Hazardous materials require special care and attention during the shipping process to ensure they are transported safely. This type of freight poses a risk to the container it’s travelling in as well as anyone handling it. Misconduct could be disastrous, and so the Government of Canada has set down specific rules and regulations for the safe transport of these goods. For shippers looking to move anything that falls under this comprehensive list, it is imperative to know the proper process.
Not to be confused with freight class, hazardous goods are categorized into nine different classes to help inform packaging, documentation, and other relevant processes.
- Class One: Explosives. Ie: fireworks and ammunition.
- Class Two: Gases. Ie: natural gas and aerosols.
- Class Three: Flammable Liquids. Ie: paint.
- Class Four: Flammable Solids. Ie: matches.
- Class Five: Oxidizing Substances & Organic Peroxides. Ie: hydrogen peroxide.
- Class Six: Toxic & Infectious Substances. Ie: cyanide and pesticides.
- Class Seven: Radioactive Material. Ie: uranium and some medical equipment.
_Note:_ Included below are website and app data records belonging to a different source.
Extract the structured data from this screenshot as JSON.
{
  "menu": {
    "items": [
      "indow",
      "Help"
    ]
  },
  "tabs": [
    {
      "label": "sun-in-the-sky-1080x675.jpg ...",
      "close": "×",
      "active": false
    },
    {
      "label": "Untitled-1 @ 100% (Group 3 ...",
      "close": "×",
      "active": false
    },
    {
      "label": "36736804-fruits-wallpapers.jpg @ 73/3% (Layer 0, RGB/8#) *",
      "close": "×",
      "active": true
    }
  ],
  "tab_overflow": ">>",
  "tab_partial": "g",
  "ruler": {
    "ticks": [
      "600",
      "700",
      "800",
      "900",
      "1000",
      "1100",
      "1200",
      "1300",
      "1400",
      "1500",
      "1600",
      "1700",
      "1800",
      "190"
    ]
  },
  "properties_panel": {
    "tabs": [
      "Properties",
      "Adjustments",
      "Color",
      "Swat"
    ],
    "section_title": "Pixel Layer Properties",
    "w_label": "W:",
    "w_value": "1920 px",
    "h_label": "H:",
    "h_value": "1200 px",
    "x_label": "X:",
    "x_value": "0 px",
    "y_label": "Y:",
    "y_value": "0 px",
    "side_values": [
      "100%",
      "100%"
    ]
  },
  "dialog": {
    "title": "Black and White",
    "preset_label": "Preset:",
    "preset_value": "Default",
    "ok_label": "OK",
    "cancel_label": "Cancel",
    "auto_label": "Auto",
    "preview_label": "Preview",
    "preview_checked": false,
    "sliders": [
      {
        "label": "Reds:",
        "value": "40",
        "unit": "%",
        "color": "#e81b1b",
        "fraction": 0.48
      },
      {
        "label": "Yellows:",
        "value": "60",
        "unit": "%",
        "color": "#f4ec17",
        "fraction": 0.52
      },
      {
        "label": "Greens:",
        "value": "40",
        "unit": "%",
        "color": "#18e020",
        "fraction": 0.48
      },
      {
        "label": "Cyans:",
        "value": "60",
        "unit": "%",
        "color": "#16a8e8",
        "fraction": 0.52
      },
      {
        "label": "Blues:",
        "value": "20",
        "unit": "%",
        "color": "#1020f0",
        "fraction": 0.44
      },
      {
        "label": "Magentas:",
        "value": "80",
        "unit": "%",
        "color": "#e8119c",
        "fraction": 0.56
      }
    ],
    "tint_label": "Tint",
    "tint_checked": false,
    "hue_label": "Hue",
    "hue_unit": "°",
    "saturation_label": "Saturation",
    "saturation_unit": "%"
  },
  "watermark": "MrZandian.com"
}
- Class Eight: Corrosives. Ie: sulfuric acid.
- Class Nine: Miscellaneous. Ie: lithium-ion batteries and motor engines.
If your goods fall into any of these classes, you must undergo certification to handle or transport them. Luckily, you will only require training relevant to whichever classification you plan to handle. For example, if you ship hair care products and only ever work with Class Two goods, like hair spray, you will only need to be trained on Class Two. Anything above and beyond that is not legally required. Keep in mind that in addition to your own certification, your logistics company will also need adequate training.
Packaging and Documentation
The hazard classification will determine all subsequent requirements including packaging, marks, labels, and shipping paper requirements. This is why it is so important to ensure your goods have been properly classified. From here you may follow the guidelines set out in the Transportation of Dangerous Goods Regulations. Make sure to take note of seemingly small details like packaging material and quantity. All classes have a maximum quantity that can be moved at one time.
Hazardous materials are part and parcel to the success of many industries. Transporting them may take extra care and attention than your average shipment, but those special processes are designed to keep everyone safe and informed. If you’re looking for a carrier with experience in moving dangerous goods, consider working with our team at Loadsafe Crossborder. Request a quote here.